__RECORDED DATA__

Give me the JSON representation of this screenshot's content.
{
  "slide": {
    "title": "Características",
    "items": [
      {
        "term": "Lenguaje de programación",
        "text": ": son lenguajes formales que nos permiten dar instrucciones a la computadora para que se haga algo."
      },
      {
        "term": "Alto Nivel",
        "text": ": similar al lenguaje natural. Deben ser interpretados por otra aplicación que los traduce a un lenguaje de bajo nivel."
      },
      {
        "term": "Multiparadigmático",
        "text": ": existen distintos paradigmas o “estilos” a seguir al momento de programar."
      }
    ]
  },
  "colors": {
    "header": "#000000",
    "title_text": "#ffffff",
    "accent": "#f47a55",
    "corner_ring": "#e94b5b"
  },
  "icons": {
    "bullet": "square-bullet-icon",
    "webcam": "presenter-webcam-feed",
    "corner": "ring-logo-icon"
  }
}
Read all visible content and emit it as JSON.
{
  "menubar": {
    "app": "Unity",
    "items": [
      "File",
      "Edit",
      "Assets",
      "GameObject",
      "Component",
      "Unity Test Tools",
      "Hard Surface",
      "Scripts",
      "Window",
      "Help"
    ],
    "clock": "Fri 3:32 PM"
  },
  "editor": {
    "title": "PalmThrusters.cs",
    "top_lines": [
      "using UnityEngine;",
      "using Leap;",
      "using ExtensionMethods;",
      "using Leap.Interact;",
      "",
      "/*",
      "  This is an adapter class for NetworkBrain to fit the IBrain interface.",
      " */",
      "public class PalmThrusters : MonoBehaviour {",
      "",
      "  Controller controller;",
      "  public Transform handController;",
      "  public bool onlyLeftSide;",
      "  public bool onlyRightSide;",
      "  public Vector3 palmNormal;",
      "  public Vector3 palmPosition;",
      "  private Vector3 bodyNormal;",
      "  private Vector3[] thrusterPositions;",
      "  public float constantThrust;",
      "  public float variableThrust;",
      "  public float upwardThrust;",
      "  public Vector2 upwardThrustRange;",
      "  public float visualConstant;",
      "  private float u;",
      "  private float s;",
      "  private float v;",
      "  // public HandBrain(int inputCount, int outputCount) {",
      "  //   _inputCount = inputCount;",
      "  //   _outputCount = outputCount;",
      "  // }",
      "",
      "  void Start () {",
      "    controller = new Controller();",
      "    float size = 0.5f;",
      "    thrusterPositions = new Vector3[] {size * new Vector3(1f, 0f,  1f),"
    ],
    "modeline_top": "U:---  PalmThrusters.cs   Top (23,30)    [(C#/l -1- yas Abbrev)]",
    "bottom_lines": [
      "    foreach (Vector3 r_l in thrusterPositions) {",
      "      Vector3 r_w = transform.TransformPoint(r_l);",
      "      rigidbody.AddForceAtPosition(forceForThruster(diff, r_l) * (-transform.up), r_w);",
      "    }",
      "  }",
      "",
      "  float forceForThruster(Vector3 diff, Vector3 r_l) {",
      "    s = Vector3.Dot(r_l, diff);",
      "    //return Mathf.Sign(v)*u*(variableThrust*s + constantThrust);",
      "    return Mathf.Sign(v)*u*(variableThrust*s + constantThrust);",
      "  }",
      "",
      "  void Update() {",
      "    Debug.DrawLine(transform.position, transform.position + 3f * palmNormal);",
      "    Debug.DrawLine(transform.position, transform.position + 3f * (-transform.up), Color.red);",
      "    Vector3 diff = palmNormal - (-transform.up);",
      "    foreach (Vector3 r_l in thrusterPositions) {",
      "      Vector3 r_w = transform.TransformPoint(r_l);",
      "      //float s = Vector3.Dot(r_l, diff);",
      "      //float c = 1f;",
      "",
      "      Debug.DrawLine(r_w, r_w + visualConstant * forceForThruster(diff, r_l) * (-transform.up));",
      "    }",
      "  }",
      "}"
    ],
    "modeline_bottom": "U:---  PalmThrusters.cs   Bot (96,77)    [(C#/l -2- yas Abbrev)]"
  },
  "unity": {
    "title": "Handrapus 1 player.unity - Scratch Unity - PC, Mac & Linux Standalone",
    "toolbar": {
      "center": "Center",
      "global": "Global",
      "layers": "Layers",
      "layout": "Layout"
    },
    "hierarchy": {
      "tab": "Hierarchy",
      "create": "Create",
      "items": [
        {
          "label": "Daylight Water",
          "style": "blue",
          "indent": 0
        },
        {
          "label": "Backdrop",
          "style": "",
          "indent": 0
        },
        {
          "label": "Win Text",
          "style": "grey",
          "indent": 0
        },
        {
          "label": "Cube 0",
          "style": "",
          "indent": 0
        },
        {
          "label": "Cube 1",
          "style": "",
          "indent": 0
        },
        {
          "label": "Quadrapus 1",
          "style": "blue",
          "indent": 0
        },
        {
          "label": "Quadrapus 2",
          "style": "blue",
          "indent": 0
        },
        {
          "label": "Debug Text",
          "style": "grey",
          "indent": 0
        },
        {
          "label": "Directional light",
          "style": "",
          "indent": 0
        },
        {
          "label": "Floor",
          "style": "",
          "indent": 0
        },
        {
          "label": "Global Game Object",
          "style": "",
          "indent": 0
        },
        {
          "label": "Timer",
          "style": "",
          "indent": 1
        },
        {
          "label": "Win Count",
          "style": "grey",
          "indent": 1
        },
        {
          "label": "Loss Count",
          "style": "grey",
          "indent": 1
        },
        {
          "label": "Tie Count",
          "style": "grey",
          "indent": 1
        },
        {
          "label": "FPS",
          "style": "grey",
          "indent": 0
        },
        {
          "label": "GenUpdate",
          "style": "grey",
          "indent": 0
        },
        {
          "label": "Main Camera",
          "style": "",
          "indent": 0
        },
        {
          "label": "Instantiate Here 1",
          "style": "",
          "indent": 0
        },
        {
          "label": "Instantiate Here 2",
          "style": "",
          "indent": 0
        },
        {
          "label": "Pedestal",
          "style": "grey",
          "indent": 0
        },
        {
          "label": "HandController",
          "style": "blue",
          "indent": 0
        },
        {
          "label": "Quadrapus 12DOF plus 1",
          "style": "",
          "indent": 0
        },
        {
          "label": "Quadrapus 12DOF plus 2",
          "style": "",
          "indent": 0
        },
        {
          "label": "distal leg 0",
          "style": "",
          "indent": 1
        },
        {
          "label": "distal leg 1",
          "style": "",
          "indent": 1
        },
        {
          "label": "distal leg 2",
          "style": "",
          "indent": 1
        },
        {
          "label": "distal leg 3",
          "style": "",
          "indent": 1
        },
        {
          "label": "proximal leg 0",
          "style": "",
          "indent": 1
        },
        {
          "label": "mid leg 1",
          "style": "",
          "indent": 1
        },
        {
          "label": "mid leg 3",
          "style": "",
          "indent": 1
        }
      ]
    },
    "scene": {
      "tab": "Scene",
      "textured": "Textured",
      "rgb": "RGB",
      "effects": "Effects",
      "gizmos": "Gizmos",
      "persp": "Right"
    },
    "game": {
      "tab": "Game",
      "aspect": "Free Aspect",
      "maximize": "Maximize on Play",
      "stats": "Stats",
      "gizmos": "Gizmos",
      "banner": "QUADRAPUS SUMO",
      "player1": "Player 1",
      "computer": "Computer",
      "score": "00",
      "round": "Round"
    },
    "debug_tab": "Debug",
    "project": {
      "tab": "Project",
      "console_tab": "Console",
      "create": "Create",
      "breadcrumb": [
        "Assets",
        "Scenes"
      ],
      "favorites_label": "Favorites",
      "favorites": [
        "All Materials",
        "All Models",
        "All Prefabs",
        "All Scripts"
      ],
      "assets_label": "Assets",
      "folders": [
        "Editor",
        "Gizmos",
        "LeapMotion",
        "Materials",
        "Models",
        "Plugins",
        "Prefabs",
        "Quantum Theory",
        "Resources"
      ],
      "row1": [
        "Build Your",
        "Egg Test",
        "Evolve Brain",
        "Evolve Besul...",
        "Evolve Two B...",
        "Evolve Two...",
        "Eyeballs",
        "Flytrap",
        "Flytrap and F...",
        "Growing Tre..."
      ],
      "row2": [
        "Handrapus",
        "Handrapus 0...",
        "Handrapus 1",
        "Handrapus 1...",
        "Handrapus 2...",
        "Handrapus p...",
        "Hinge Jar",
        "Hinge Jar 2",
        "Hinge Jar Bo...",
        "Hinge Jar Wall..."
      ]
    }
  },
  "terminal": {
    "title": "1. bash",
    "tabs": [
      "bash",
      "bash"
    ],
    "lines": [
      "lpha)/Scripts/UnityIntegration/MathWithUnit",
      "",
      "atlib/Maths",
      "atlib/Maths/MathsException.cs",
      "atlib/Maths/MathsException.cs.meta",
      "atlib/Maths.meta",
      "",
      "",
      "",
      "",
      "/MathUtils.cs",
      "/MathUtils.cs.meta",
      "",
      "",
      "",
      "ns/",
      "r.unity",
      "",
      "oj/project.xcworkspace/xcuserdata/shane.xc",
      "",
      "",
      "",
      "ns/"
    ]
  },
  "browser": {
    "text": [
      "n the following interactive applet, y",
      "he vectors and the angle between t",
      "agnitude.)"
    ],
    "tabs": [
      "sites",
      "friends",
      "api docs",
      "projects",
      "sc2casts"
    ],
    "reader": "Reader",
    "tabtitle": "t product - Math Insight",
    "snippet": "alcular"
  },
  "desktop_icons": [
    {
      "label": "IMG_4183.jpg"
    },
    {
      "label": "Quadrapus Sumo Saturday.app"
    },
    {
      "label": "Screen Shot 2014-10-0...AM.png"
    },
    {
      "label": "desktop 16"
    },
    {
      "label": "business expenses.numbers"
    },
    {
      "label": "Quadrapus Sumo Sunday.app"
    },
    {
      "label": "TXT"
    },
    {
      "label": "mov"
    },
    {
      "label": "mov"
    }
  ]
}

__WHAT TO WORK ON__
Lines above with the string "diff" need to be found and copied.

__EXERCISE OUTPUT__
      "      rigidbody.AddForceAtPosition(forceForThruster(diff, r_l) * (-transform.up), r_w);",
      "  float forceForThruster(Vector3 diff, Vector3 r_l) {",
      "    s = Vector3.Dot(r_l, diff);",
      "    Vector3 diff = palmNormal - (-transform.up);",
      "      //float s = Vector3.Dot(r_l, diff);",
      "      Debug.DrawLine(r_w, r_w + visualConstant * forceForThruster(diff, r_l) * (-transform.up));",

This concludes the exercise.